Hugh Jackman has been Wolverine for nearly two decades and has one of the longest recurring roles ever in cinema, with Logan set to be his last appearance as the mutant. Logan is a superhero action western that follows the titular Wolverine in a post-apocalyptic world where mutants are extinct. Wolverine is on his last leg taking care of an aging and dementia-ridden Professor X (played by Patrick Stewart) when a young mutant by the name of Laura shows up, with identical abilities to Wolverine. Laura brings a list of problems to his doorstep like bounty hunters and rogue scientists. Now he must protect and aid Laura on a cross-country road trip while avoiding and fighting bad guys along the way. But will Logan be able to fight long enough to do so?
When it comes to the story, it's about as straightforward as it gets for a superhero film, but there's much more nuance to the story with its battered characters. As the film progresses each scene, each line of dialogue grows progressively more melancholic. Particularly in a quiet dinner scene where Logan and Charles reminisce about old times at Xavier's School for Gifted Youngsters. It gives them and the audience genuine nostalgia of good times gone by, since these two actors have been playing the respective characters for nearly two decades. Not to mention Hugh Jackman giving an emotional roller coaster of grief after burying his friend and father figure, Charles Xavier, after an intense fight with his clone X-24.
When we have superhero movies, they’re usually pretty tame and constricted within a PG-13 rating. However with Logan, 20th Century Fox took a risk and gave the movie an R rating. This gave the necessary freedom to be as ferocious with Wolverine as possible. It doesn't mean going into gory territory, but it gives more weight and damage behind each blow taken and given, for example, in the opening scene of the film where Logan is jumped by a group of car thieves. He takes several nasty blows and a shotgun to the chest, and he was still able to brutally kill or wound most of them before the thieves fled. Wolverine is an animalistic fighter so the fact that they made him all the more brutal in this film does the character justice, and leads the way to some extremely creative fight scenes. A great example of this is during the casino raid in the 2nd Act. Professor X has a seizure, adding that with his abilities leads to everyone in and around the casino to be painfully paralyzed, with the only two that are less affected being Wolverine and Laura. This allows for some gorey and creative kills as both try to stop Charles’s seizure before any innocent people die.

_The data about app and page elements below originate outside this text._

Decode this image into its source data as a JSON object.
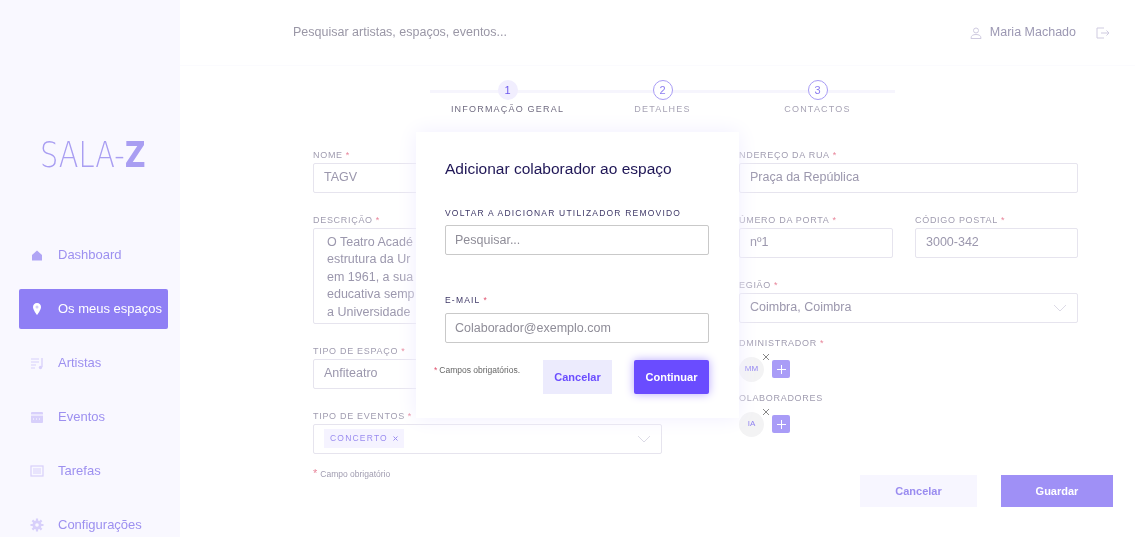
{
  "sidebar": {
    "logo": "SALA-**Z**",
    "items": [
      {
        "label": "Dashboard",
        "selected": false
      },
      {
        "label": "Os meus espaços",
        "selected": true
      },
      {
        "label": "Artistas",
        "selected": false
      },
      {
        "label": "Eventos",
        "selected": false
      },
      {
        "label": "Tarefas",
        "selected": false
      },
      {
        "label": "Configurações",
        "selected": false
      }
    ]
  },
  "topbar": {
    "search": {
      "placeholder": "Pesquisar artistas, espaços, eventos..."
    },
    "user": "Maria Machado"
  },
  "stepper": [
    {
      "number": "1",
      "label": "INFORMAÇÃO GERAL",
      "selected": true
    },
    {
      "number": "2",
      "label": "DETALHES",
      "selected": false
    },
    {
      "number": "3",
      "label": "CONTACTOS",
      "selected": false
    }
  ],
  "form": {
    "name": {
      "label": "NOME",
      "mark": "*",
      "value": "TAGV"
    },
    "description": {
      "label": "DESCRIÇÃO",
      "mark": "*",
      "lines": [
        "O Teatro Acadé",
        "estrutura da Ur",
        "em 1961, a sua",
        "educativa semp",
        "a Universidade"
      ]
    },
    "space_type": {
      "label": "TIPO DE ESPAÇO",
      "mark": "*",
      "value": "Anfiteatro"
    },
    "event_types": {
      "label": "TIPO DE EVENTOS",
      "mark": "*",
      "tags": [
        "CONCERTO"
      ]
    },
    "required_note": {
      "mark": "*",
      "text": "Campo obrigatório"
    },
    "street": {
      "label": "NDEREÇO DA RUA",
      "mark": "*",
      "value": "Praça da República"
    },
    "door": {
      "label": "ÚMERO DA PORTA",
      "mark": "*",
      "value": "nº1"
    },
    "postal": {
      "label": "CÓDIGO POSTAL",
      "mark": "*",
      "value": "3000-342"
    },
    "region": {
      "label": "EGIÃO",
      "mark": "*",
      "value": "Coimbra, Coimbra"
    },
    "admin": {
      "label": "DMINISTRADOR",
      "mark": "*",
      "people": [
        "MM"
      ]
    },
    "collaborators": {
      "label": "OLABORADORES",
      "people": [
        "IA"
      ]
    },
    "buttons": [
      "Cancelar",
      "Guardar"
    ]
  },
  "modal": {
    "title": "Adicionar colaborador ao espaço",
    "search_label": "VOLTAR A ADICIONAR UTILIZADOR REMOVIDO",
    "search_placeholder": "Pesquisar...",
    "email_label": "E-MAIL",
    "email_mark": "*",
    "email_placeholder": "Colaborador@exemplo.com",
    "note": {
      "mark": "*",
      "text": "Campos obrigatórios."
    },
    "buttons": [
      "Cancelar",
      "Continuar"
    ]
  }
}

The only way this movie would be considered a swan song is if the character retired or died a hero’s death, and unfortunately, Logan was the latter. Dying a hero’s death after trying to protect Laura and her friends in the climax. While Wolverine succumbs to his tremendous injuries, he is given one last moment with his clone daughter Laura. This is bittersweet as this moment was foreshadowed by side character, Yukio, in The Wolverine and since this will be the last time Hugh Jackman will ever put on the adamantium claws. This moment is made even more tragic with Wolverine’s final line signifying finally accepting the love he so desperately tried to avoid because of all the pain it caused him.
Logan is a superhero western about redemption and purpose, which leads to some satisfying and heartbreaking character interactions as well as intense and original fight scenes. Hugh Jackman leaves it all on the table in his final performance as the fast healing mutant; giving all the gritty brooding and heart this character is known for. Patrick Stewart is as charismatic as ever as Professor X, even if his performance is a little heartbreaking. Acting newcomer Dafne Keen gives a great performance as Laura and holds her own against these acting veterans. A terrific story and fantastic acting, along with gruesomely beautiful action, Logan sets the standard for what superhero movies can be in the future.